Even when it seems like they may have been able to catch one.

In the first period of Tuesday’s game against the Florida Panthers, defender Robert Bortuzzo innocently dumped the puck into the offensive zone from just outside the blue line, where it bounced off of referee Tim Peel’s midsection and ended up in the back of the net behind Roberto Luongo.

It was bizarre. It was flukey. It was strange. It was also illegal.

From the NHL’s situation room:

At 5:17 of the first period in the Panthers/Blues game, Robert Bortuzzo’s shot deflected off an official and into the Florida net. Rule 78.5 states that apparent goals shall be disallowed “when the puck has deflected directly into the net off an official.” No goal St. Louis.

Peel was shaken up as a result of the play and had to leave the ice.

Fortunately for the Blues they were able to score four goals in the third period that did count to pick up a much-needed 4-3 win over the Panthers.

MORE: Your 2018-19 NHL on NBC TV schedule

Adam Gretz is a writer for Pro Hockey Talk on NBC Sports.

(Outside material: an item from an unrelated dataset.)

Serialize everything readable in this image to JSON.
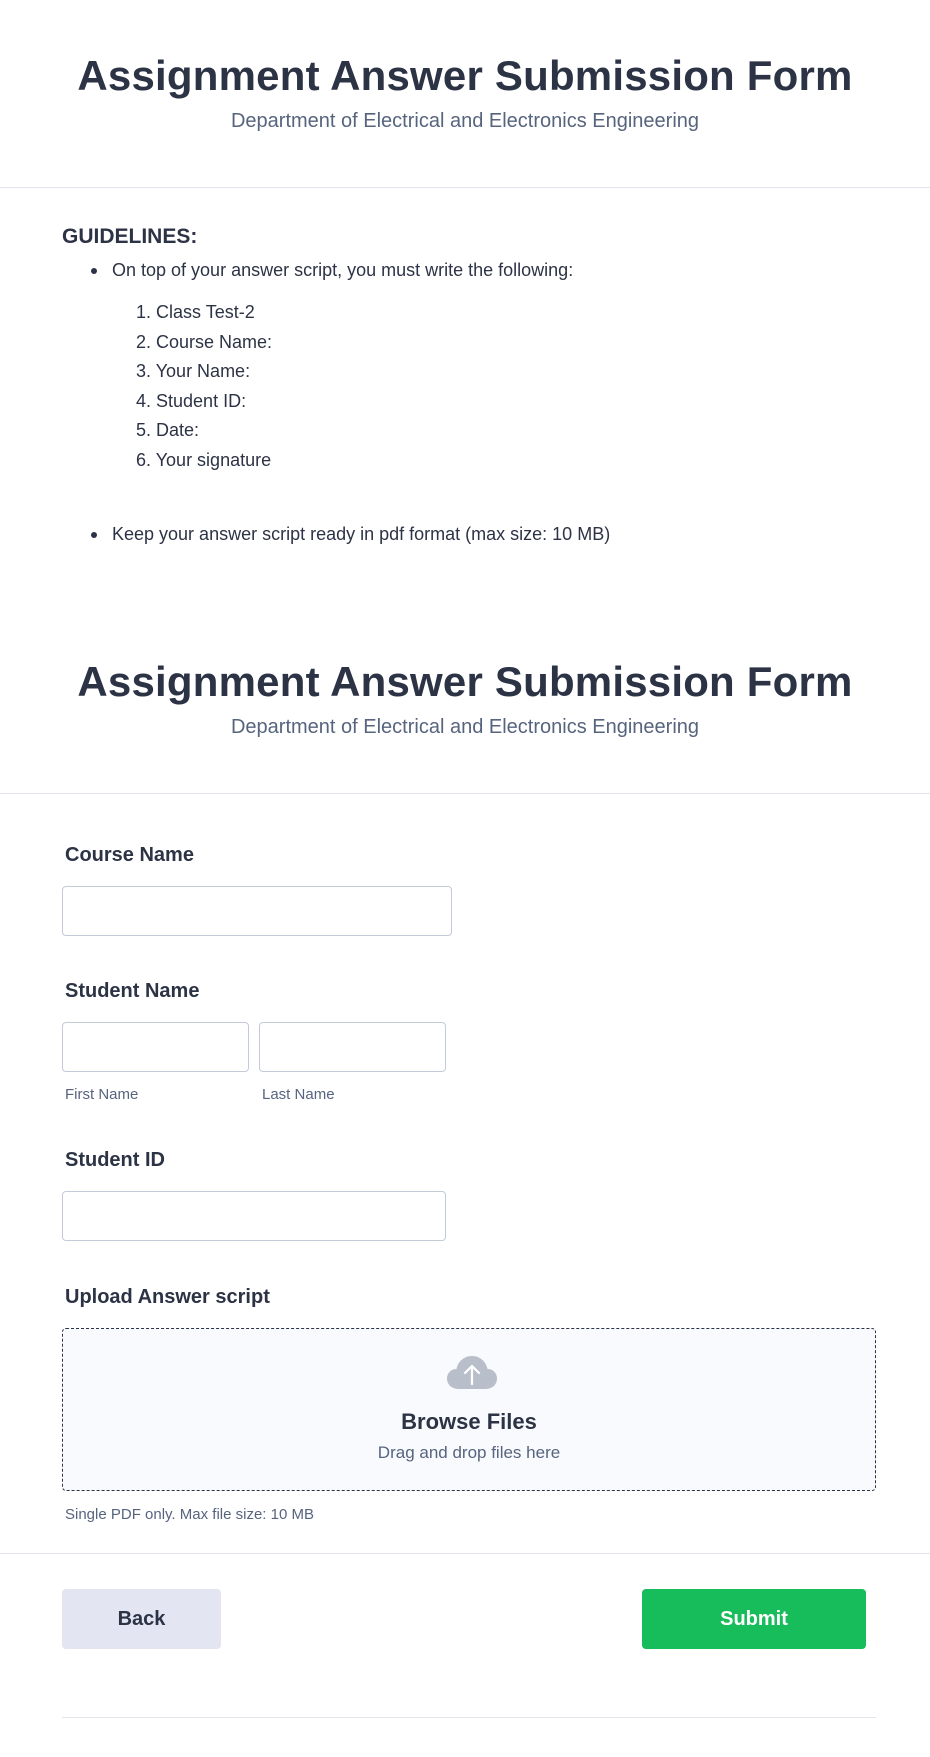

Drop him a line at phtblog@nbcsports.com or follow him on Twitter @AGretz.